Colin Saltzgaber has had his eye on attending the University of Pennsylvania, where his dad graduated from, for as long as he can remember. He said his Research Experience was a big part of being accepted, specifically a letter of recommendation from Headwaters Executive Director Meg Seifert.
“Meg touched upon not only the work I did with Headwaters, but also she wrote about broader things like work ethic and how I contributed to help Headwaters outside of science, whether it was through donations or giving talks helping other students out,” said Colin, who plans on studying mineralogy and geology at Penn. “The Headwaters program itself, it was one of things I talked a lot about, ways I could back up my interest in mineralogy and geology.”
Colin’s research project focused on vegetation in relation to slope in the Yosemite Valley. He said the path to getting published was “tedious and stressful, to be honest,” but rewarding and well worth it in the end.
“This stuff is really important and something I’ll take to college with me,” he said.
Environmental concern for her own backyard becomes published research
Thresia Vazhaeparambil read with concern about the proposed expansion of the Pacheco Reservoir in Santa Clara County and decided to do something about it. Her Research Experience project put a literal microscope on the impact of dams on the nitrification of the surrounding ecosystem.

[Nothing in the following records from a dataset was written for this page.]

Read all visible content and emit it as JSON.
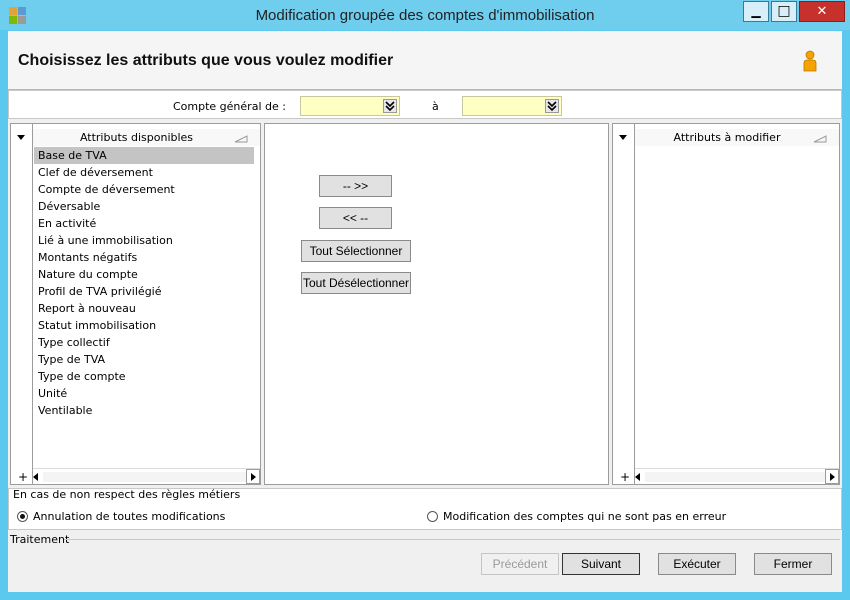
{
  "window": {
    "title": "Modification groupée des comptes d'immobilisation",
    "minimize_glyph": "▁",
    "maximize_glyph": "□",
    "close_glyph": "✕",
    "colors": {
      "titlebar": "#6fcdee",
      "close": "#c7312b"
    }
  },
  "header": {
    "heading": "Choisissez les attributs que vous voulez modifier",
    "icon": "user-icon"
  },
  "filter": {
    "label_from": "Compte général de :",
    "value_from": "",
    "label_to": "à",
    "value_to": "",
    "field_color": "#ffffc4"
  },
  "available": {
    "header": "Attributs disponibles",
    "items": [
      "Base de TVA",
      "Clef de déversement",
      "Compte de déversement",
      "Déversable",
      "En activité",
      "Lié à une immobilisation",
      "Montants négatifs",
      "Nature du compte",
      "Profil de TVA privilégié",
      "Report à nouveau",
      "Statut immobilisation",
      "Type collectif",
      "Type de TVA",
      "Type de compte",
      "Unité",
      "Ventilable"
    ],
    "selected_index": 0,
    "add_glyph": "+"
  },
  "transfer": {
    "add_label": "-- >>",
    "remove_label": "<< --",
    "select_all_label": "Tout Sélectionner",
    "deselect_all_label": "Tout Désélectionner"
  },
  "to_modify": {
    "header": "Attributs à modifier",
    "items": [],
    "add_glyph": "+"
  },
  "rules": {
    "caption": "En cas de non respect des règles métiers",
    "option_cancel": "Annulation de toutes modifications",
    "option_partial": "Modification des comptes qui ne sont pas en erreur",
    "selected": "cancel"
  },
  "processing": {
    "caption": "Traitement"
  },
  "footer": {
    "previous_label": "Précédent",
    "next_label": "Suivant",
    "execute_label": "Exécuter",
    "close_label": "Fermer"
  }
}
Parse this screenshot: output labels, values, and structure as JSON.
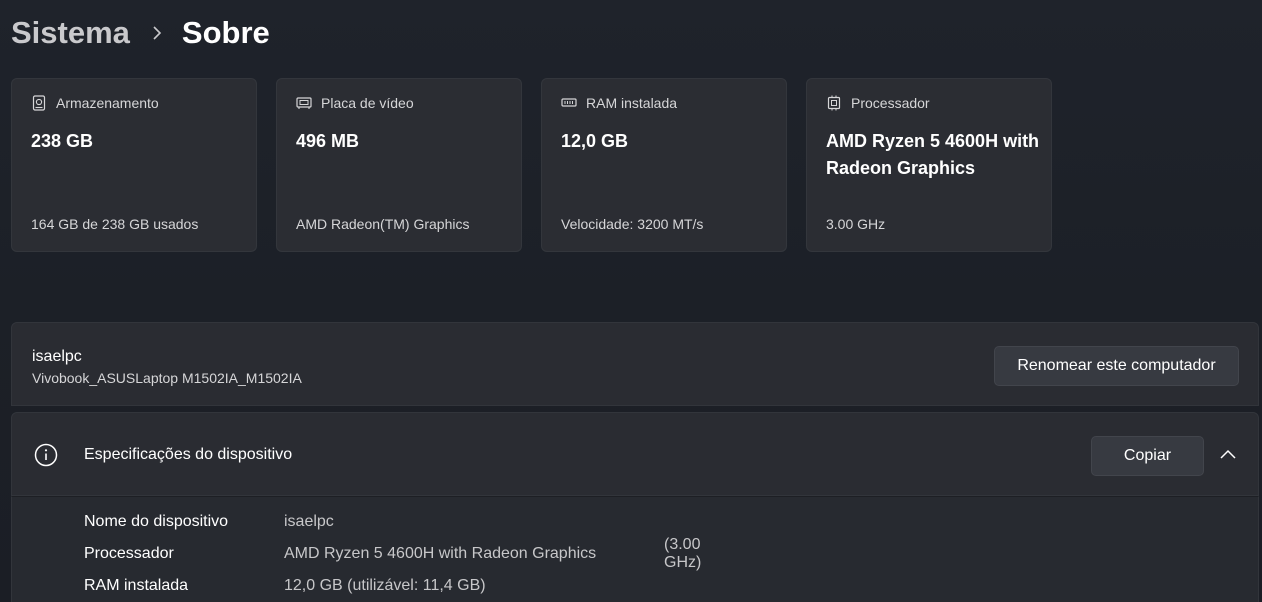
{
  "breadcrumb": {
    "parent": "Sistema",
    "current": "Sobre"
  },
  "cards": [
    {
      "icon": "storage-icon",
      "title": "Armazenamento",
      "value": "238 GB",
      "sub": "164 GB de 238 GB usados"
    },
    {
      "icon": "gpu-icon",
      "title": "Placa de vídeo",
      "value": "496 MB",
      "sub": "AMD Radeon(TM) Graphics"
    },
    {
      "icon": "ram-icon",
      "title": "RAM instalada",
      "value": "12,0 GB",
      "sub": "Velocidade: 3200 MT/s"
    },
    {
      "icon": "cpu-icon",
      "title": "Processador",
      "value": "AMD Ryzen 5 4600H with Radeon Graphics",
      "sub": "3.00 GHz"
    }
  ],
  "device": {
    "name": "isaelpc",
    "model": "Vivobook_ASUSLaptop M1502IA_M1502IA",
    "rename_label": "Renomear este computador"
  },
  "specs": {
    "title": "Especificações do dispositivo",
    "copy_label": "Copiar",
    "rows": [
      {
        "label": "Nome do dispositivo",
        "value": "isaelpc",
        "extra": ""
      },
      {
        "label": "Processador",
        "value": "AMD Ryzen 5 4600H with Radeon Graphics",
        "extra": "(3.00 GHz)"
      },
      {
        "label": "RAM instalada",
        "value": "12,0 GB (utilizável: 11,4 GB)",
        "extra": ""
      }
    ]
  },
  "colors": {
    "background": "#1c1f26",
    "card": "#2b2d33",
    "button": "#373a41"
  }
}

“The rendering of the proposed expanded reservoir will increase the reservoir’s operational capacity up to 140,000 acre-feet of water,” she said. “Dams have many widely known benefits to humans, but not many people are aware of the harmful effects they can have on their surrounding environment.
“An expansion of this magnitude will have significant and severe impacts on the reservoir’s ecosystem, which is why I wanted to further study dams and the nitrification of their surroundings.”
She echoed Colin’s sentiments of the publication process being arduous but worth it.
“I was not expecting the depth of feedback that I received and was surprised by the extensive nature of the process,” she said. “… It was reviewed by three scientists with relevant expertise in the specific field in addition to the editors and reviewers of the journal itself. While the process seemed intimidating at first, it was an exciting learning experience.”
Finding large-scale climate phenomena in his own backyard
Ryan Li also based his project out of interest in the water quality in a prominent watershed in the San Jose area, studying the relationship between macroinvertebrates, water quality, and the health of Stevens Creek.
He said his favorite part of the process was “the opportunity to delve deeply into an area of science which I have been interested in while helping to make new potential discoveries which relate to that field of science as well as the study area.”
He said the publication process helped him improve his ability to translate findings into writing.
“I would say to a student considering entering this program that they should definitely give it a go,” he said. “Even if you don’t have an exact idea of what your research project would look like, the people who run the program will help you narrow down and guide you through the process of writing a research paper.”